Data records:

------------------------------------

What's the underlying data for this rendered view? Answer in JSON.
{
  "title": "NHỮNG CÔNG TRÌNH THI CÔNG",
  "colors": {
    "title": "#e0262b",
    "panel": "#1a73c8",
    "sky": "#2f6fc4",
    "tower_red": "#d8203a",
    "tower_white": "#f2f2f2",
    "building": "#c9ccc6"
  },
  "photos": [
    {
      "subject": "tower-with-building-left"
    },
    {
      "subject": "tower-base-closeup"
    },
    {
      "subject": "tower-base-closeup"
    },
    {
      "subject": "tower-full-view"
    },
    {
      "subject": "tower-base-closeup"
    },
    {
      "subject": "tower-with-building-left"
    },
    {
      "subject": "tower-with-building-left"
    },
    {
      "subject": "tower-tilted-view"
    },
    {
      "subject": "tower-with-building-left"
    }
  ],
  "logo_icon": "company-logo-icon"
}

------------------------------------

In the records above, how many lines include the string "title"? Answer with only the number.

2